In step S203, the obtained data is analyzed. Analyzing the data may include any known manual or automated process of evaluating the obtained data. Analyzing the data may include employing the data in any routine or algorithm that will provide adjustments to overcome error associated with pixel clock frequency error and photoreceptor belt or drum speed error. Operation then continues to step S204. In step S204, the pixel clock frequency and/or the photoreceptor belt or drum speed are adjusted. Adjusting the pixel clock frequency and/or the photoreceptor belt or drum speed may include any suitable known method of adjusting the pixel clock frequency and/or the photoreceptor belt or drum speed, using the adjustments obtained in analyzing the data. Adjusting the pixel clock frequency and/or photoreceptor belt or drum speed may also include any mechanical or electrical manipulations that are made to alter the pixel clock frequency and/or the photoreceptor belt or drum speed, for example, electronic or mechanical processes for implementing the adjustments. Then, in step S205, control returns to step S300.

FIG. 7 is a detailed exemplary flowchart of a method of determining a substrate error. After control starts in step S300, control shifts to step S301 where a number of scan lines on a substrate is determined. Next, in step S302, the substrate length is measured. Control then shifts to step S303. In step S303, the number of SOS counts is updated. Then, in step S304, the substrate error is determined. Control then shifts to step S305 where control returns to step S400.

FIG. 8 is a detailed exemplary flowchart of a method of determining an amount of error correction to apply. After control starts in step S400, the current substrate error value stored in the memory is obtained in step S401. Then, in step S402, one-half of the substrate error determined in step S304 is added to the current error substrate error value obtained in step S401. Control then shifts to step S403 where control returns to step S500.

It will be appreciated that various of the above-disclosed and other features and functions, or alternatives thereof, may be desirably combined into many other different systems or applications. Also, various presently unforeseen or unanticipated alternatives, modifications, variations or improvements therein may be subsequently made by those skilled in the art, and are also intended to be encompassed by the following claims.
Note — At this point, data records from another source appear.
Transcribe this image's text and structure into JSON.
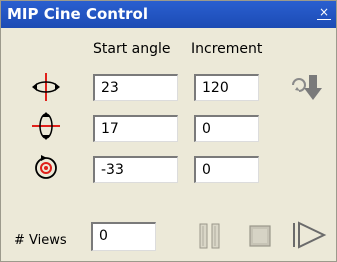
{
  "window": {
    "title": "MIP Cine Control",
    "close_glyph": "×"
  },
  "columns": {
    "start_angle": "Start angle",
    "increment": "Increment"
  },
  "rows": [
    {
      "icon": "rotate-horizontal-icon",
      "start": "23",
      "increment": "120"
    },
    {
      "icon": "rotate-vertical-icon",
      "start": "17",
      "increment": "0"
    },
    {
      "icon": "rotate-inplane-icon",
      "start": "-33",
      "increment": "0"
    }
  ],
  "views": {
    "label": "# Views",
    "value": "0"
  },
  "icons": {
    "apply": "apply-rotation-icon",
    "pause": "pause-icon",
    "stop": "stop-icon",
    "play": "play-icon"
  },
  "colors": {
    "accent_red": "#e0201a",
    "title_bar": "#1c4bb4"
  }
}
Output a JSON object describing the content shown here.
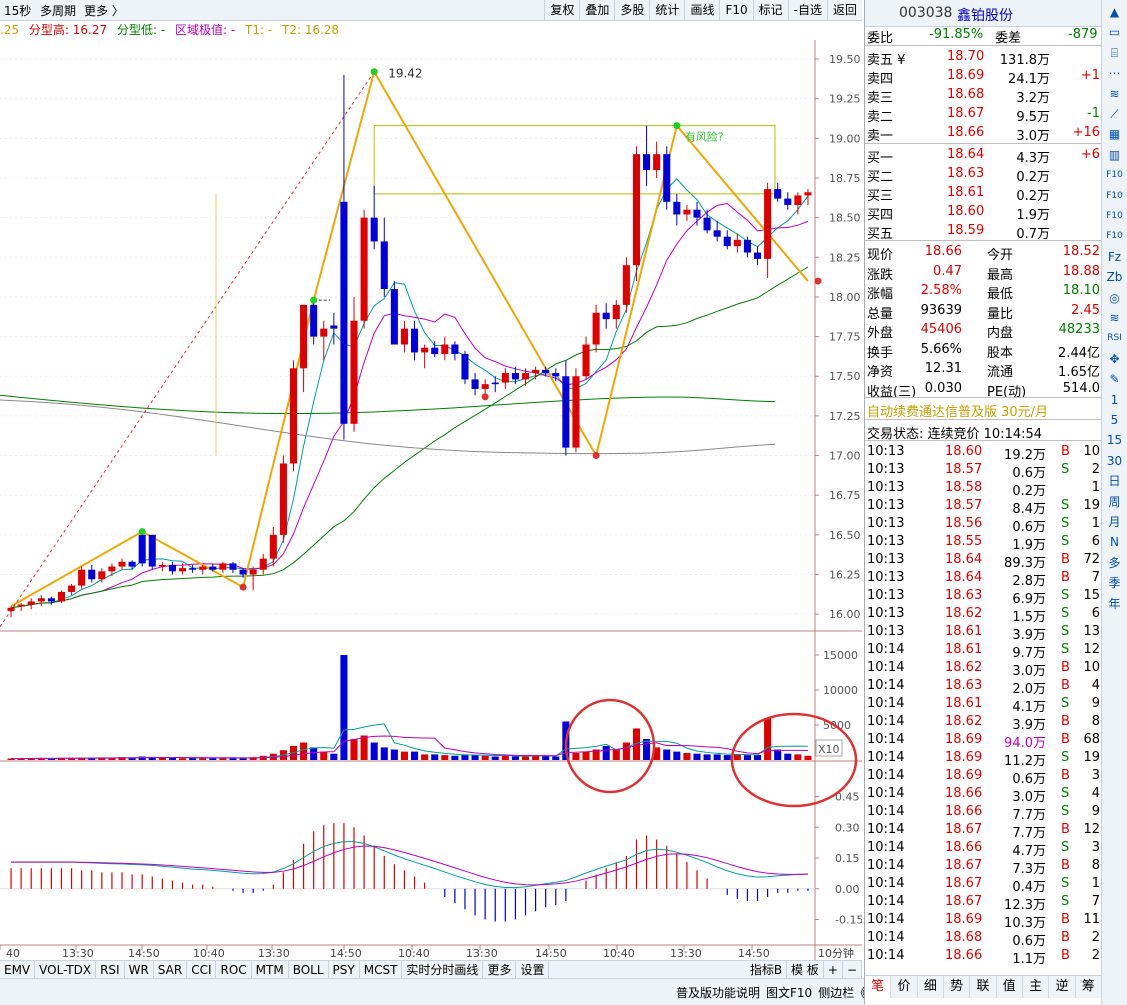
{
  "toolbar": {
    "period": "15秒",
    "multi_period": "多周期",
    "more": "更多 〉",
    "buttons": [
      "复权",
      "叠加",
      "多股",
      "统计",
      "画线",
      "F10",
      "标记",
      "-自选",
      "返回"
    ]
  },
  "infobar": {
    "prefix": ".25",
    "type_high": "分型高: 16.27",
    "type_low": "分型低: -",
    "region": "区域极值: -",
    "t1": "T1: -",
    "t2": "T2: 16.28"
  },
  "price_axis": [
    "19.50",
    "19.25",
    "19.00",
    "18.75",
    "18.50",
    "18.25",
    "18.00",
    "17.75",
    "17.50",
    "17.25",
    "17.00",
    "16.75",
    "16.50",
    "16.25",
    "16.00"
  ],
  "volume_axis": [
    "15000",
    "10000",
    "5000"
  ],
  "volume_tag": "X10",
  "macd_axis": [
    "0.45",
    "0.30",
    "0.15",
    "0.00",
    "-0.15"
  ],
  "time_axis": [
    "40",
    "13:30",
    "14:50",
    "10:40",
    "13:30",
    "14:50",
    "10:40",
    "13:30",
    "14:50",
    "10:40",
    "13:30",
    "14:50"
  ],
  "time_unit": "10分钟",
  "chart_labels": {
    "peak": "19.42",
    "risk": "有风险?"
  },
  "chart_data": {
    "type": "candlestick",
    "price_ylim": [
      15.9,
      19.62
    ],
    "candles": [
      [
        16.02,
        16.05,
        15.98,
        16.04,
        1
      ],
      [
        16.05,
        16.07,
        16.02,
        16.06,
        1
      ],
      [
        16.06,
        16.1,
        16.03,
        16.08,
        1
      ],
      [
        16.08,
        16.12,
        16.05,
        16.1,
        1
      ],
      [
        16.1,
        16.11,
        16.06,
        16.08,
        0
      ],
      [
        16.08,
        16.15,
        16.07,
        16.14,
        1
      ],
      [
        16.14,
        16.19,
        16.12,
        16.18,
        1
      ],
      [
        16.18,
        16.3,
        16.16,
        16.28,
        1
      ],
      [
        16.28,
        16.31,
        16.2,
        16.22,
        0
      ],
      [
        16.22,
        16.29,
        16.2,
        16.27,
        1
      ],
      [
        16.27,
        16.32,
        16.24,
        16.3,
        1
      ],
      [
        16.3,
        16.35,
        16.28,
        16.33,
        1
      ],
      [
        16.33,
        16.34,
        16.28,
        16.3,
        0
      ],
      [
        16.32,
        16.52,
        16.3,
        16.5,
        0
      ],
      [
        16.5,
        16.48,
        16.28,
        16.3,
        0
      ],
      [
        16.3,
        16.33,
        16.27,
        16.31,
        1
      ],
      [
        16.31,
        16.33,
        16.25,
        16.27,
        0
      ],
      [
        16.27,
        16.32,
        16.25,
        16.29,
        1
      ],
      [
        16.29,
        16.31,
        16.26,
        16.28,
        0
      ],
      [
        16.28,
        16.31,
        16.25,
        16.3,
        1
      ],
      [
        16.3,
        16.32,
        16.27,
        16.28,
        0
      ],
      [
        16.28,
        16.33,
        16.26,
        16.32,
        1
      ],
      [
        16.32,
        16.33,
        16.26,
        16.28,
        0
      ],
      [
        16.28,
        16.29,
        16.23,
        16.25,
        0
      ],
      [
        16.25,
        16.3,
        16.15,
        16.28,
        1
      ],
      [
        16.28,
        16.38,
        16.25,
        16.35,
        1
      ],
      [
        16.35,
        16.55,
        16.3,
        16.5,
        1
      ],
      [
        16.5,
        17.0,
        16.45,
        16.95,
        1
      ],
      [
        16.95,
        17.6,
        16.9,
        17.55,
        1
      ],
      [
        17.55,
        17.95,
        17.4,
        17.95,
        1
      ],
      [
        17.95,
        17.98,
        17.7,
        17.75,
        0
      ],
      [
        17.75,
        17.85,
        17.6,
        17.8,
        1
      ],
      [
        17.8,
        17.9,
        17.7,
        17.82,
        0
      ],
      [
        18.6,
        19.4,
        17.1,
        17.2,
        0
      ],
      [
        17.2,
        18.0,
        17.15,
        17.85,
        1
      ],
      [
        17.85,
        18.55,
        17.8,
        18.5,
        1
      ],
      [
        18.5,
        18.7,
        18.3,
        18.35,
        0
      ],
      [
        18.35,
        18.5,
        18.0,
        18.05,
        0
      ],
      [
        18.05,
        18.1,
        17.7,
        17.7,
        0
      ],
      [
        17.7,
        17.85,
        17.65,
        17.8,
        1
      ],
      [
        17.8,
        17.85,
        17.6,
        17.65,
        0
      ],
      [
        17.65,
        17.7,
        17.55,
        17.68,
        1
      ],
      [
        17.68,
        17.72,
        17.62,
        17.64,
        0
      ],
      [
        17.64,
        17.75,
        17.6,
        17.7,
        1
      ],
      [
        17.7,
        17.72,
        17.6,
        17.64,
        0
      ],
      [
        17.64,
        17.66,
        17.45,
        17.48,
        0
      ],
      [
        17.48,
        17.52,
        17.38,
        17.42,
        0
      ],
      [
        17.42,
        17.48,
        17.36,
        17.45,
        1
      ],
      [
        17.45,
        17.5,
        17.4,
        17.46,
        0
      ],
      [
        17.46,
        17.55,
        17.42,
        17.52,
        1
      ],
      [
        17.52,
        17.56,
        17.45,
        17.48,
        0
      ],
      [
        17.48,
        17.55,
        17.44,
        17.52,
        1
      ],
      [
        17.52,
        17.56,
        17.48,
        17.54,
        1
      ],
      [
        17.54,
        17.56,
        17.5,
        17.52,
        0
      ],
      [
        17.52,
        17.55,
        17.47,
        17.5,
        0
      ],
      [
        17.5,
        17.6,
        17.0,
        17.05,
        0
      ],
      [
        17.05,
        17.55,
        17.02,
        17.5,
        1
      ],
      [
        17.5,
        17.75,
        17.48,
        17.7,
        1
      ],
      [
        17.7,
        17.95,
        17.65,
        17.9,
        1
      ],
      [
        17.9,
        17.96,
        17.8,
        17.86,
        0
      ],
      [
        17.86,
        17.98,
        17.8,
        17.95,
        1
      ],
      [
        17.95,
        18.25,
        17.9,
        18.2,
        1
      ],
      [
        18.2,
        18.95,
        18.1,
        18.9,
        1
      ],
      [
        18.9,
        19.08,
        18.7,
        18.8,
        0
      ],
      [
        18.8,
        18.98,
        18.75,
        18.9,
        1
      ],
      [
        18.9,
        18.95,
        18.55,
        18.6,
        0
      ],
      [
        18.6,
        18.65,
        18.45,
        18.52,
        0
      ],
      [
        18.52,
        18.58,
        18.48,
        18.55,
        1
      ],
      [
        18.55,
        18.6,
        18.45,
        18.5,
        0
      ],
      [
        18.5,
        18.55,
        18.4,
        18.42,
        0
      ],
      [
        18.42,
        18.48,
        18.35,
        18.38,
        0
      ],
      [
        18.38,
        18.42,
        18.3,
        18.32,
        0
      ],
      [
        18.32,
        18.4,
        18.28,
        18.36,
        1
      ],
      [
        18.36,
        18.38,
        18.25,
        18.28,
        0
      ],
      [
        18.28,
        18.32,
        18.2,
        18.24,
        0
      ],
      [
        18.24,
        18.72,
        18.12,
        18.68,
        1
      ],
      [
        18.68,
        18.72,
        18.6,
        18.62,
        0
      ],
      [
        18.62,
        18.66,
        18.55,
        18.58,
        0
      ],
      [
        18.58,
        18.66,
        18.52,
        18.64,
        1
      ],
      [
        18.64,
        18.68,
        18.58,
        18.66,
        1
      ]
    ],
    "volume_ylim": [
      0,
      16000
    ],
    "volumes": [
      200,
      200,
      250,
      300,
      200,
      300,
      250,
      350,
      300,
      300,
      300,
      400,
      300,
      500,
      400,
      300,
      300,
      250,
      300,
      300,
      250,
      300,
      300,
      250,
      400,
      600,
      900,
      1400,
      2000,
      2500,
      1800,
      1200,
      900,
      15000,
      3000,
      3500,
      2500,
      1800,
      1500,
      1200,
      1200,
      800,
      800,
      700,
      600,
      800,
      700,
      600,
      500,
      600,
      500,
      600,
      700,
      600,
      500,
      5500,
      1000,
      1200,
      1500,
      2000,
      1500,
      2500,
      4500,
      3000,
      1800,
      1500,
      1200,
      1000,
      900,
      800,
      800,
      700,
      800,
      700,
      700,
      6000,
      1500,
      900,
      800,
      600
    ],
    "macd_ylim": [
      -0.25,
      0.55
    ],
    "macd": [
      0.1,
      0.1,
      0.1,
      0.1,
      0.1,
      0.1,
      0.1,
      0.09,
      0.09,
      0.08,
      0.08,
      0.08,
      0.07,
      0.07,
      0.06,
      0.05,
      0.04,
      0.03,
      0.02,
      0.02,
      0.01,
      0.0,
      -0.01,
      -0.02,
      -0.02,
      -0.01,
      0.02,
      0.08,
      0.14,
      0.22,
      0.28,
      0.31,
      0.32,
      0.32,
      0.3,
      0.26,
      0.21,
      0.16,
      0.12,
      0.09,
      0.06,
      0.03,
      0.0,
      -0.04,
      -0.07,
      -0.1,
      -0.13,
      -0.15,
      -0.16,
      -0.16,
      -0.15,
      -0.13,
      -0.11,
      -0.09,
      -0.08,
      -0.06,
      0.0,
      0.04,
      0.07,
      0.1,
      0.13,
      0.16,
      0.24,
      0.26,
      0.24,
      0.21,
      0.17,
      0.13,
      0.09,
      0.05,
      0.0,
      -0.03,
      -0.05,
      -0.06,
      -0.06,
      -0.04,
      -0.02,
      -0.02,
      -0.01,
      -0.01
    ]
  },
  "stock": {
    "code": "003038",
    "name": "鑫铂股份"
  },
  "orderbook": {
    "weibi_label": "委比",
    "weibi": "-91.85%",
    "weicha_label": "委差",
    "weicha": "-879",
    "asks": [
      {
        "label": "卖五 ¥",
        "price": "18.70",
        "vol": "131.8万",
        "chg": ""
      },
      {
        "label": "卖四",
        "price": "18.69",
        "vol": "24.1万",
        "chg": "+1"
      },
      {
        "label": "卖三",
        "price": "18.68",
        "vol": "3.2万",
        "chg": ""
      },
      {
        "label": "卖二",
        "price": "18.67",
        "vol": "9.5万",
        "chg": "-1"
      },
      {
        "label": "卖一",
        "price": "18.66",
        "vol": "3.0万",
        "chg": "+16"
      }
    ],
    "bids": [
      {
        "label": "买一",
        "price": "18.64",
        "vol": "4.3万",
        "chg": "+6"
      },
      {
        "label": "买二",
        "price": "18.63",
        "vol": "0.2万",
        "chg": ""
      },
      {
        "label": "买三",
        "price": "18.61",
        "vol": "0.2万",
        "chg": ""
      },
      {
        "label": "买四",
        "price": "18.60",
        "vol": "1.9万",
        "chg": ""
      },
      {
        "label": "买五",
        "price": "18.59",
        "vol": "0.7万",
        "chg": ""
      }
    ]
  },
  "quote": [
    {
      "l1": "现价",
      "v1": "18.66",
      "c1": "red",
      "l2": "今开",
      "v2": "18.52",
      "c2": "red"
    },
    {
      "l1": "涨跌",
      "v1": "0.47",
      "c1": "red",
      "l2": "最高",
      "v2": "18.88",
      "c2": "red"
    },
    {
      "l1": "涨幅",
      "v1": "2.58%",
      "c1": "red",
      "l2": "最低",
      "v2": "18.10",
      "c2": "green"
    },
    {
      "l1": "总量",
      "v1": "93639",
      "c1": "black",
      "l2": "量比",
      "v2": "2.45",
      "c2": "red"
    },
    {
      "l1": "外盘",
      "v1": "45406",
      "c1": "red",
      "l2": "内盘",
      "v2": "48233",
      "c2": "green"
    },
    {
      "l1": "换手",
      "v1": "5.66%",
      "c1": "black",
      "l2": "股本",
      "v2": "2.44亿",
      "c2": "black"
    },
    {
      "l1": "净资",
      "v1": "12.31",
      "c1": "black",
      "l2": "流通",
      "v2": "1.65亿",
      "c2": "black"
    },
    {
      "l1": "收益(三)",
      "v1": "0.030",
      "c1": "black",
      "l2": "PE(动)",
      "v2": "514.0",
      "c2": "black"
    }
  ],
  "ad_text": "自动续费通达信普及版  30元/月",
  "trade_status": "交易状态: 连续竞价 10:14:54",
  "ticks": [
    [
      "10:13",
      "18.60",
      "19.2万",
      "B",
      "10"
    ],
    [
      "10:13",
      "18.57",
      "0.6万",
      "S",
      "2"
    ],
    [
      "10:13",
      "18.58",
      "0.2万",
      "",
      "1"
    ],
    [
      "10:13",
      "18.57",
      "8.4万",
      "S",
      "19"
    ],
    [
      "10:13",
      "18.56",
      "0.6万",
      "S",
      "1"
    ],
    [
      "10:13",
      "18.55",
      "1.9万",
      "S",
      "6"
    ],
    [
      "10:13",
      "18.64",
      "89.3万",
      "B",
      "72"
    ],
    [
      "10:13",
      "18.64",
      "2.8万",
      "B",
      "7"
    ],
    [
      "10:13",
      "18.63",
      "6.9万",
      "S",
      "15"
    ],
    [
      "10:13",
      "18.62",
      "1.5万",
      "S",
      "6"
    ],
    [
      "10:13",
      "18.61",
      "3.9万",
      "S",
      "13"
    ],
    [
      "10:14",
      "18.61",
      "9.7万",
      "S",
      "12"
    ],
    [
      "10:14",
      "18.62",
      "3.0万",
      "B",
      "10"
    ],
    [
      "10:14",
      "18.63",
      "2.0万",
      "B",
      "4"
    ],
    [
      "10:14",
      "18.61",
      "4.1万",
      "S",
      "9"
    ],
    [
      "10:14",
      "18.62",
      "3.9万",
      "B",
      "8"
    ],
    [
      "10:14",
      "18.69",
      "94.0万",
      "B",
      "68"
    ],
    [
      "10:14",
      "18.69",
      "11.2万",
      "S",
      "19"
    ],
    [
      "10:14",
      "18.69",
      "0.6万",
      "B",
      "3"
    ],
    [
      "10:14",
      "18.66",
      "3.0万",
      "S",
      "4"
    ],
    [
      "10:14",
      "18.66",
      "7.7万",
      "S",
      "9"
    ],
    [
      "10:14",
      "18.67",
      "7.7万",
      "B",
      "12"
    ],
    [
      "10:14",
      "18.66",
      "4.7万",
      "S",
      "3"
    ],
    [
      "10:14",
      "18.67",
      "7.3万",
      "B",
      "8"
    ],
    [
      "10:14",
      "18.67",
      "0.4万",
      "S",
      "1"
    ],
    [
      "10:14",
      "18.67",
      "12.3万",
      "S",
      "7"
    ],
    [
      "10:14",
      "18.69",
      "10.3万",
      "B",
      "11"
    ],
    [
      "10:14",
      "18.68",
      "0.6万",
      "B",
      "2"
    ],
    [
      "10:14",
      "18.66",
      "1.1万",
      "B",
      "2"
    ]
  ],
  "bottom_tabs": [
    "EMV",
    "VOL-TDX",
    "RSI",
    "WR",
    "SAR",
    "CCI",
    "ROC",
    "MTM",
    "BOLL",
    "PSY",
    "MCST",
    "实时分时画线",
    "更多",
    "设置"
  ],
  "bottom_right": [
    "指标B",
    "模 板",
    "+",
    "−"
  ],
  "right_tabs": [
    "笔",
    "价",
    "细",
    "势",
    "联",
    "值",
    "主",
    "逆",
    "筹"
  ],
  "status_links": [
    "普及版功能说明",
    "图文F10",
    "侧边栏《"
  ],
  "side_icons": [
    "▲",
    "▭",
    "⌸",
    "⋯",
    "≋",
    "⟋",
    "▦",
    "▥",
    "F10",
    "F10",
    "F10",
    "F10",
    "Fz",
    "Zb",
    "◎",
    "≋",
    "RSI",
    "✥",
    "✎",
    "1",
    "5",
    "15",
    "30",
    "日",
    "周",
    "月",
    "N",
    "多",
    "季",
    "年"
  ],
  "colors": {
    "up": "#e00000",
    "down": "#0000dd",
    "ma_green": "#008000",
    "zig": "#f0a800",
    "circle": "#e03030"
  }
}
Patent Citations
Cited PatentFiling datePublication dateApplicantTitle
US4826148Mar 16, 1984May 2, 1989Xerox CorporationSheet registration in copier for multiple sizes of sheets
US6275244Sep 14, 2000Aug 14, 2001Xerox CorporationColor printing image bearing member color registration system
US6667756 *Aug 27, 2001Dec 23, 2003Xerox CorporationMethod of shifting an image or paper to reduce show through in duplex printing
US6806896 *Aug 22, 2003Oct 19, 2004Xerox CorporationMethod of shifting an image or paper to reduce show through in duplex printing
Classifications
U.S. Classification347/116, 399/301
International ClassificationB41J2/435, G03G15/01
Cooperative ClassificationG03G2215/0158, G03G2215/00075, G03G15/01, G03G15/6558
European ClassificationG03G15/65M2, G03G15/01
Legal Events
DateCodeEventDescription
Feb 15, 2012FPAYFee payment
Year of fee payment: 4
May 27, 2005ASAssignment
Owner name: XEROX CORPORATION, CONNECTICUT
Free format text: ASSIGNMENT OF ASSIGNORS INTEREST;ASSIGNOR:MONGEON, MICHAEL C.;REEL/FRAME:016606/0919
Effective date: 20050517